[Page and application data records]
• • • • • • •

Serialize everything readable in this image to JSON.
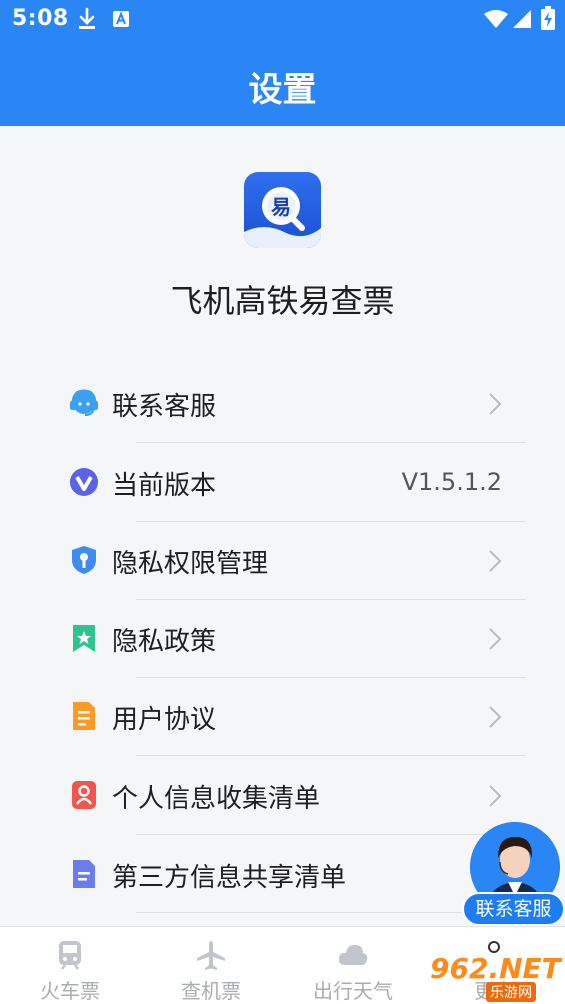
{
  "status_bar": {
    "time": "5:08"
  },
  "header": {
    "title": "设置"
  },
  "app": {
    "name": "飞机高铁易查票",
    "logo_glyph": "易"
  },
  "menu": [
    {
      "label": "联系客服",
      "icon": "headset-icon",
      "has_arrow": true
    },
    {
      "label": "当前版本",
      "icon": "version-icon",
      "value": "V1.5.1.2",
      "has_arrow": false
    },
    {
      "label": "隐私权限管理",
      "icon": "shield-key-icon",
      "has_arrow": true
    },
    {
      "label": "隐私政策",
      "icon": "bookmark-star-icon",
      "has_arrow": true
    },
    {
      "label": "用户协议",
      "icon": "document-icon",
      "has_arrow": true
    },
    {
      "label": "个人信息收集清单",
      "icon": "person-card-icon",
      "has_arrow": true
    },
    {
      "label": "第三方信息共享清单",
      "icon": "list-document-icon",
      "has_arrow": true
    }
  ],
  "bottom_nav": [
    {
      "label": "火车票",
      "icon": "train-icon"
    },
    {
      "label": "查机票",
      "icon": "airplane-icon"
    },
    {
      "label": "出行天气",
      "icon": "cloud-icon"
    },
    {
      "label": "更多",
      "icon": "more-icon"
    }
  ],
  "floating_service": {
    "label": "联系客服"
  },
  "watermark": {
    "text": "962.NET",
    "subtext": "乐游网"
  },
  "colors": {
    "header": "#2a86f5",
    "background": "#f5f6f8",
    "nav_inactive": "#a9acb2"
  }
}
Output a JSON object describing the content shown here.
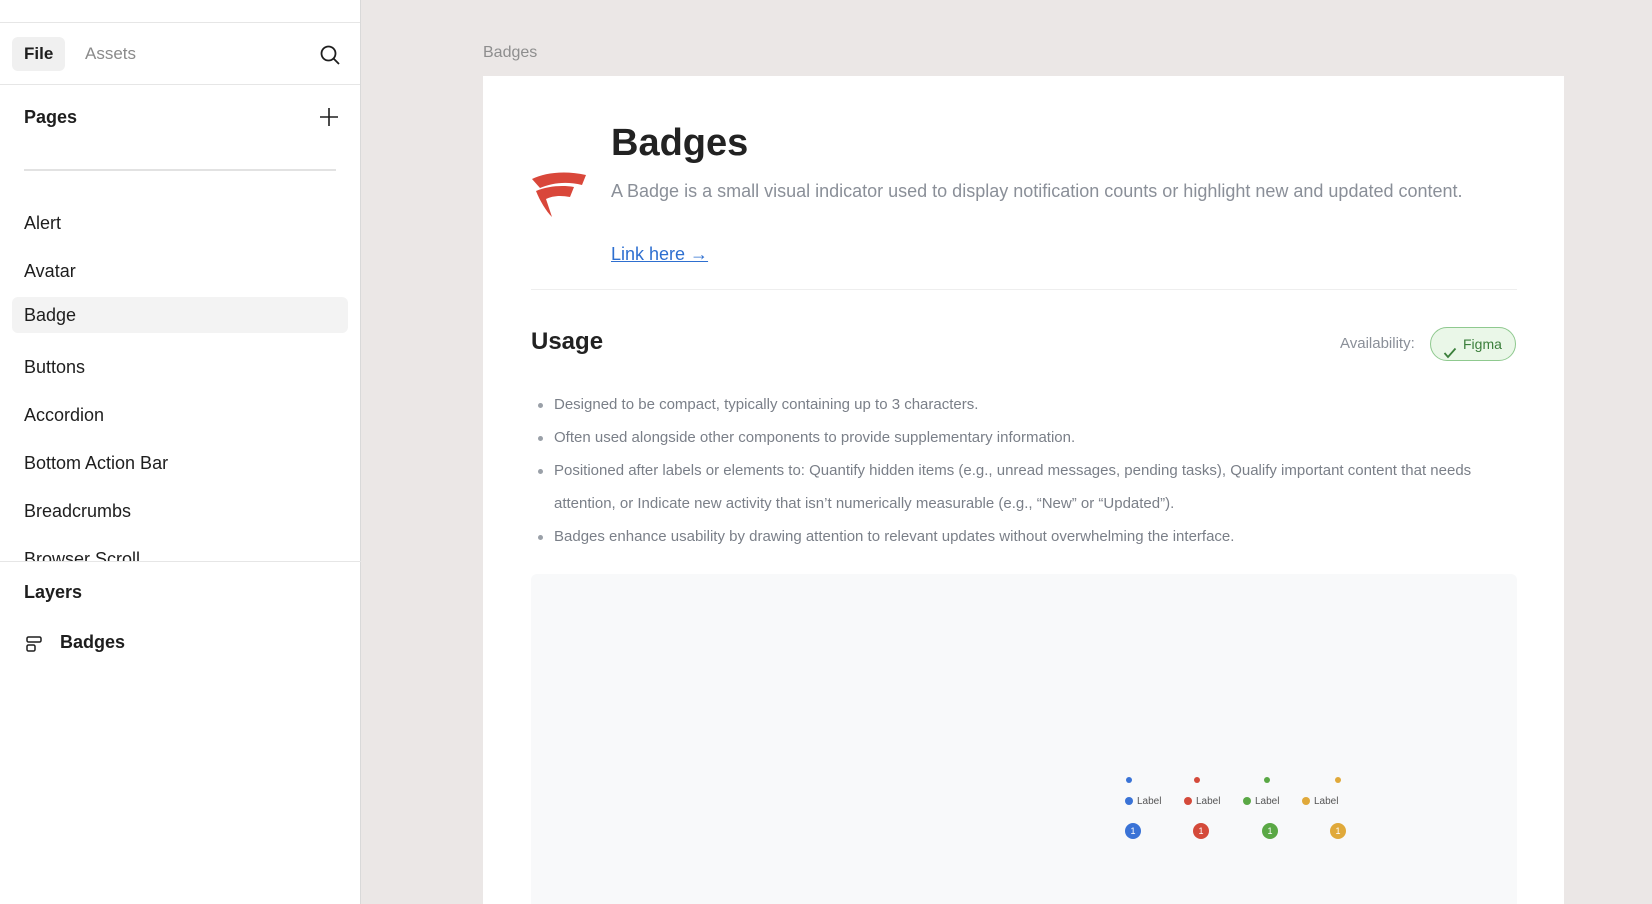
{
  "sidebar": {
    "tabs": {
      "file": "File",
      "assets": "Assets"
    },
    "pages_title": "Pages",
    "pages": [
      {
        "label": "Alert"
      },
      {
        "label": "Avatar"
      },
      {
        "label": "Badge",
        "active": true
      },
      {
        "label": "Buttons"
      },
      {
        "label": "Accordion"
      },
      {
        "label": "Bottom Action Bar"
      },
      {
        "label": "Breadcrumbs"
      },
      {
        "label": "Browser Scroll"
      }
    ],
    "layers_title": "Layers",
    "layers": [
      {
        "label": "Badges",
        "icon": "frame-layout-icon"
      }
    ]
  },
  "canvas": {
    "frame_label": "Badges",
    "title": "Badges",
    "description": "A Badge is a small visual indicator used to display notification counts or highlight new and updated content.",
    "link": "Link here →",
    "usage": {
      "title": "Usage",
      "availability_label": "Availability:",
      "availability_badge": "Figma",
      "bullets": [
        "Designed to be compact, typically containing up to 3 characters.",
        "Often used alongside other components to provide supplementary information.",
        "Positioned after labels or elements to: Quantify hidden items (e.g., unread messages, pending tasks), Qualify important content that needs attention, or Indicate new activity that isn’t numerically measurable (e.g., “New” or “Updated”).",
        "Badges enhance usability by drawing attention to relevant updates without overwhelming the interface."
      ]
    },
    "preview": {
      "label_text": "Label",
      "count_text": "1",
      "colors": [
        "#3a73d6",
        "#d44a3a",
        "#5aa845",
        "#e0a93a"
      ]
    }
  },
  "colors": {
    "brand_logo": "#d9473a",
    "link": "#2e6fd0",
    "canvas_bg": "#ebe7e6"
  }
}
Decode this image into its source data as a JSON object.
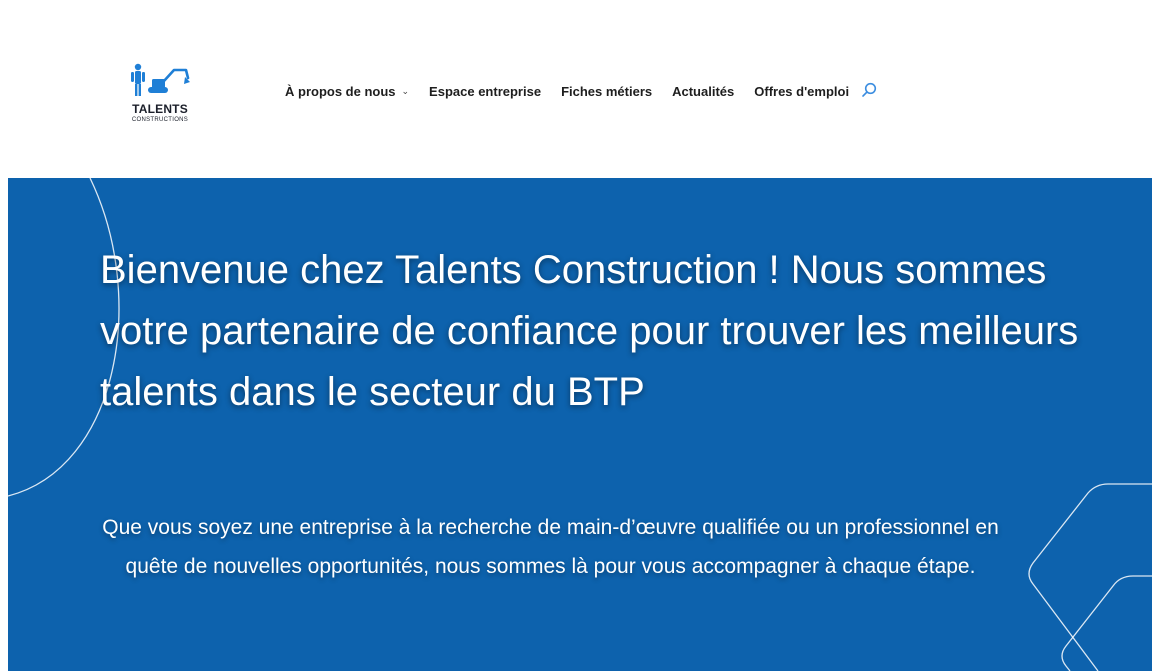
{
  "logo": {
    "title": "TALENTS",
    "subtitle": "CONSTRUCTIONS",
    "icon": "worker-excavator-logo"
  },
  "nav": {
    "items": [
      {
        "label": "À propos de nous",
        "has_dropdown": true
      },
      {
        "label": "Espace entreprise"
      },
      {
        "label": "Fiches métiers"
      },
      {
        "label": "Actualités"
      },
      {
        "label": "Offres d'emploi"
      }
    ],
    "search_icon": "search-icon"
  },
  "hero": {
    "title": "Bienvenue chez Talents Construction ! Nous sommes votre partenaire de confiance pour trouver les meilleurs talents dans le secteur du BTP",
    "subtitle": "Que vous soyez une entreprise à la recherche de main-d’œuvre qualifiée ou un professionnel en quête de nouvelles opportunités, nous sommes là pour vous accompagner à chaque étape."
  },
  "colors": {
    "hero_background": "#0d62ad",
    "logo_accent": "#1f7fd6",
    "search_icon": "#3b8de0",
    "nav_text": "#1e1e1e"
  }
}
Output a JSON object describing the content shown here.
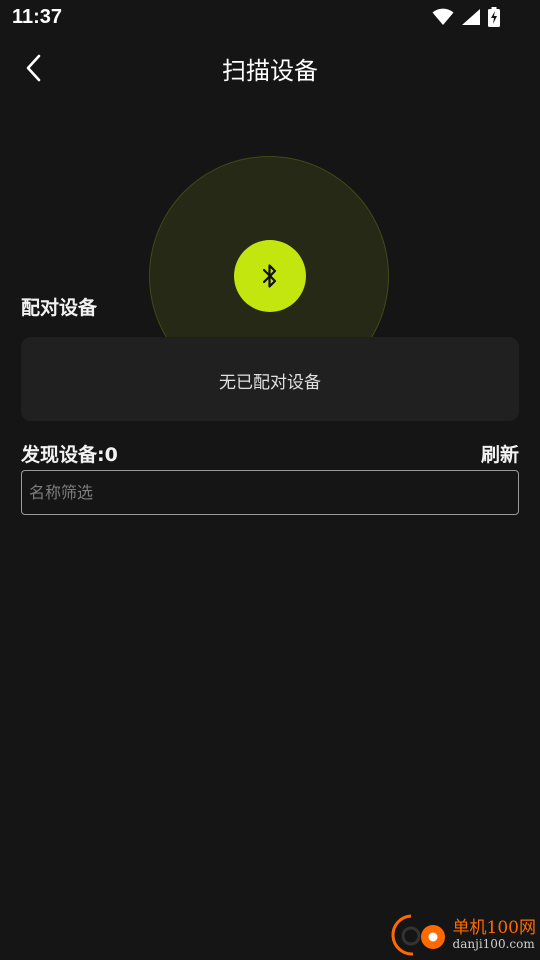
{
  "status_bar": {
    "time": "11:37",
    "icons": [
      "wifi-icon",
      "signal-icon",
      "battery-charging-icon"
    ]
  },
  "header": {
    "back_icon": "chevron-left-icon",
    "title": "扫描设备"
  },
  "scanner": {
    "icon": "bluetooth-icon",
    "accent_color": "#c3e60e"
  },
  "paired": {
    "label": "配对设备",
    "empty_text": "无已配对设备"
  },
  "discovered": {
    "label": "发现设备:0",
    "refresh_label": "刷新"
  },
  "filter": {
    "placeholder": "名称筛选",
    "value": ""
  },
  "watermark": {
    "title": "单机100网",
    "url": "danji100.com"
  },
  "colors": {
    "background": "#151515",
    "card": "#202020",
    "accent": "#c3e60e",
    "watermark_orange": "#ff6a00"
  }
}
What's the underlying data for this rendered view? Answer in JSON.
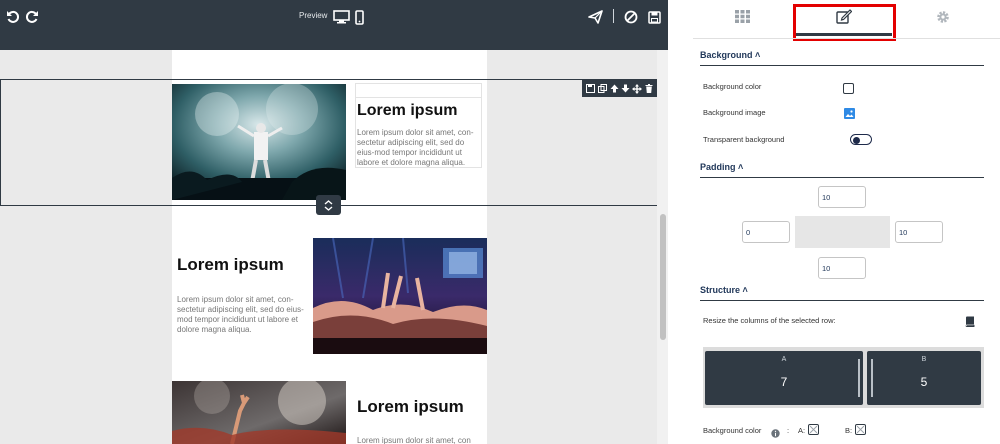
{
  "toolbar": {
    "preview_label": "Preview",
    "icons": [
      "undo-icon",
      "redo-icon",
      "desktop-icon",
      "mobile-icon",
      "send-icon",
      "block-icon",
      "save-icon"
    ]
  },
  "row_toolbar": {
    "icons": [
      "save-icon",
      "copy-icon",
      "arrow-up-icon",
      "arrow-down-icon",
      "move-icon",
      "trash-icon"
    ]
  },
  "content": {
    "blocks": [
      {
        "title": "Lorem ipsum",
        "body": "Lorem ipsum dolor sit amet, con-sectetur adipiscing elit, sed do eius-mod tempor incididunt ut labore et dolore magna aliqua."
      },
      {
        "title": "Lorem ipsum",
        "body": "Lorem ipsum dolor sit amet, con-sectetur adipiscing elit, sed do eius-mod tempor incididunt ut labore et dolore magna aliqua."
      },
      {
        "title": "Lorem ipsum",
        "body": "Lorem ipsum dolor sit amet, con"
      }
    ]
  },
  "panel": {
    "tabs": [
      "blocks-tab",
      "edit-tab",
      "settings-tab"
    ],
    "active_tab": "edit-tab",
    "background": {
      "title": "Background",
      "color_label": "Background color",
      "image_label": "Background image",
      "transparent_label": "Transparent background",
      "transparent_on": true
    },
    "padding": {
      "title": "Padding",
      "top": "10",
      "left": "0",
      "right": "10",
      "bottom": "10"
    },
    "structure": {
      "title": "Structure",
      "resize_label": "Resize the columns of the selected row:",
      "columns": [
        {
          "letter": "A",
          "value": "7"
        },
        {
          "letter": "B",
          "value": "5"
        }
      ],
      "bg_color_label": "Background color",
      "a_label": "A:",
      "b_label": "B:",
      "colon": ":"
    }
  },
  "colors": {
    "topbar": "#303a44",
    "highlight": "#e30000",
    "accent": "#1f3658"
  }
}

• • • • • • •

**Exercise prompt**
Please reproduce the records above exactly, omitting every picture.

**Answer for the task**
Serialize everything readable in this image to JSON.
{
  "status_bar": {
    "time": "5:08"
  },
  "header": {
    "title": "设置"
  },
  "app": {
    "name": "飞机高铁易查票",
    "logo_glyph": "易"
  },
  "menu": [
    {
      "label": "联系客服",
      "icon": "headset-icon",
      "has_arrow": true
    },
    {
      "label": "当前版本",
      "icon": "version-icon",
      "value": "V1.5.1.2",
      "has_arrow": false
    },
    {
      "label": "隐私权限管理",
      "icon": "shield-key-icon",
      "has_arrow": true
    },
    {
      "label": "隐私政策",
      "icon": "bookmark-star-icon",
      "has_arrow": true
    },
    {
      "label": "用户协议",
      "icon": "document-icon",
      "has_arrow": true
    },
    {
      "label": "个人信息收集清单",
      "icon": "person-card-icon",
      "has_arrow": true
    },
    {
      "label": "第三方信息共享清单",
      "icon": "list-document-icon",
      "has_arrow": true
    }
  ],
  "bottom_nav": [
    {
      "label": "火车票",
      "icon": "train-icon"
    },
    {
      "label": "查机票",
      "icon": "airplane-icon"
    },
    {
      "label": "出行天气",
      "icon": "cloud-icon"
    },
    {
      "label": "更多",
      "icon": "more-icon"
    }
  ],
  "floating_service": {
    "label": "联系客服"
  },
  "watermark": {
    "text": "962.NET",
    "subtext": "乐游网"
  },
  "colors": {
    "header": "#2a86f5",
    "background": "#f5f6f8",
    "nav_inactive": "#a9acb2"
  }
}
Output a JSON object describing the content shown here.
{
  "sidebar": {
    "tabs": {
      "file": "File",
      "assets": "Assets"
    },
    "pages_title": "Pages",
    "pages": [
      {
        "label": "Alert"
      },
      {
        "label": "Avatar"
      },
      {
        "label": "Badge",
        "active": true
      },
      {
        "label": "Buttons"
      },
      {
        "label": "Accordion"
      },
      {
        "label": "Bottom Action Bar"
      },
      {
        "label": "Breadcrumbs"
      },
      {
        "label": "Browser Scroll"
      }
    ],
    "layers_title": "Layers",
    "layers": [
      {
        "label": "Badges",
        "icon": "frame-layout-icon"
      }
    ]
  },
  "canvas": {
    "frame_label": "Badges",
    "title": "Badges",
    "description": "A Badge is a small visual indicator used to display notification counts or highlight new and updated content.",
    "link": "Link here →",
    "usage": {
      "title": "Usage",
      "availability_label": "Availability:",
      "availability_badge": "Figma",
      "bullets": [
        "Designed to be compact, typically containing up to 3 characters.",
        "Often used alongside other components to provide supplementary information.",
        "Positioned after labels or elements to: Quantify hidden items (e.g., unread messages, pending tasks), Qualify important content that needs attention, or Indicate new activity that isn’t numerically measurable (e.g., “New” or “Updated”).",
        "Badges enhance usability by drawing attention to relevant updates without overwhelming the interface."
      ]
    },
    "preview": {
      "label_text": "Label",
      "count_text": "1",
      "colors": [
        "#3a73d6",
        "#d44a3a",
        "#5aa845",
        "#e0a93a"
      ]
    }
  },
  "colors": {
    "brand_logo": "#d9473a",
    "link": "#2e6fd0",
    "canvas_bg": "#ebe7e6"
  }
}
Decode this image into its source data as a JSON object.
{
  "logo": {
    "title": "TALENTS",
    "subtitle": "CONSTRUCTIONS",
    "icon": "worker-excavator-logo"
  },
  "nav": {
    "items": [
      {
        "label": "À propos de nous",
        "has_dropdown": true
      },
      {
        "label": "Espace entreprise"
      },
      {
        "label": "Fiches métiers"
      },
      {
        "label": "Actualités"
      },
      {
        "label": "Offres d'emploi"
      }
    ],
    "search_icon": "search-icon"
  },
  "hero": {
    "title": "Bienvenue chez Talents Construction ! Nous sommes votre partenaire de confiance pour trouver les meilleurs talents dans le secteur du BTP",
    "subtitle": "Que vous soyez une entreprise à la recherche de main-d’œuvre qualifiée ou un professionnel en quête de nouvelles opportunités, nous sommes là pour vous accompagner à chaque étape."
  },
  "colors": {
    "hero_background": "#0d62ad",
    "logo_accent": "#1f7fd6",
    "search_icon": "#3b8de0",
    "nav_text": "#1e1e1e"
  }
}
Output a JSON object describing the content shown here.
{
  "status_bar": {
    "time": "11:37",
    "icons": [
      "wifi-icon",
      "signal-icon",
      "battery-charging-icon"
    ]
  },
  "header": {
    "back_icon": "chevron-left-icon",
    "title": "扫描设备"
  },
  "scanner": {
    "icon": "bluetooth-icon",
    "accent_color": "#c3e60e"
  },
  "paired": {
    "label": "配对设备",
    "empty_text": "无已配对设备"
  },
  "discovered": {
    "label": "发现设备:0",
    "refresh_label": "刷新"
  },
  "filter": {
    "placeholder": "名称筛选",
    "value": ""
  },
  "watermark": {
    "title": "单机100网",
    "url": "danji100.com"
  },
  "colors": {
    "background": "#151515",
    "card": "#202020",
    "accent": "#c3e60e",
    "watermark_orange": "#ff6a00"
  }
}
What's the underlying data for this rendered view? Answer in JSON.
{
  "toolbar": {
    "preview_label": "Preview",
    "icons": [
      "undo-icon",
      "redo-icon",
      "desktop-icon",
      "mobile-icon",
      "send-icon",
      "block-icon",
      "save-icon"
    ]
  },
  "row_toolbar": {
    "icons": [
      "save-icon",
      "copy-icon",
      "arrow-up-icon",
      "arrow-down-icon",
      "move-icon",
      "trash-icon"
    ]
  },
  "content": {
    "blocks": [
      {
        "title": "Lorem ipsum",
        "body": "Lorem ipsum dolor sit amet, con-sectetur adipiscing elit, sed do eius-mod tempor incididunt ut labore et dolore magna aliqua."
      },
      {
        "title": "Lorem ipsum",
        "body": "Lorem ipsum dolor sit amet, con-sectetur adipiscing elit, sed do eius-mod tempor incididunt ut labore et dolore magna aliqua."
      },
      {
        "title": "Lorem ipsum",
        "body": "Lorem ipsum dolor sit amet, con"
      }
    ]
  },
  "panel": {
    "tabs": [
      "blocks-tab",
      "edit-tab",
      "settings-tab"
    ],
    "active_tab": "edit-tab",
    "background": {
      "title": "Background",
      "color_label": "Background color",
      "image_label": "Background image",
      "transparent_label": "Transparent background",
      "transparent_on": true
    },
    "padding": {
      "title": "Padding",
      "top": "10",
      "left": "0",
      "right": "10",
      "bottom": "10"
    },
    "structure": {
      "title": "Structure",
      "resize_label": "Resize the columns of the selected row:",
      "columns": [
        {
          "letter": "A",
          "value": "7"
        },
        {
          "letter": "B",
          "value": "5"
        }
      ],
      "bg_color_label": "Background color",
      "a_label": "A:",
      "b_label": "B:",
      "colon": ":"
    }
  },
  "colors": {
    "topbar": "#303a44",
    "highlight": "#e30000",
    "accent": "#1f3658"
  }
}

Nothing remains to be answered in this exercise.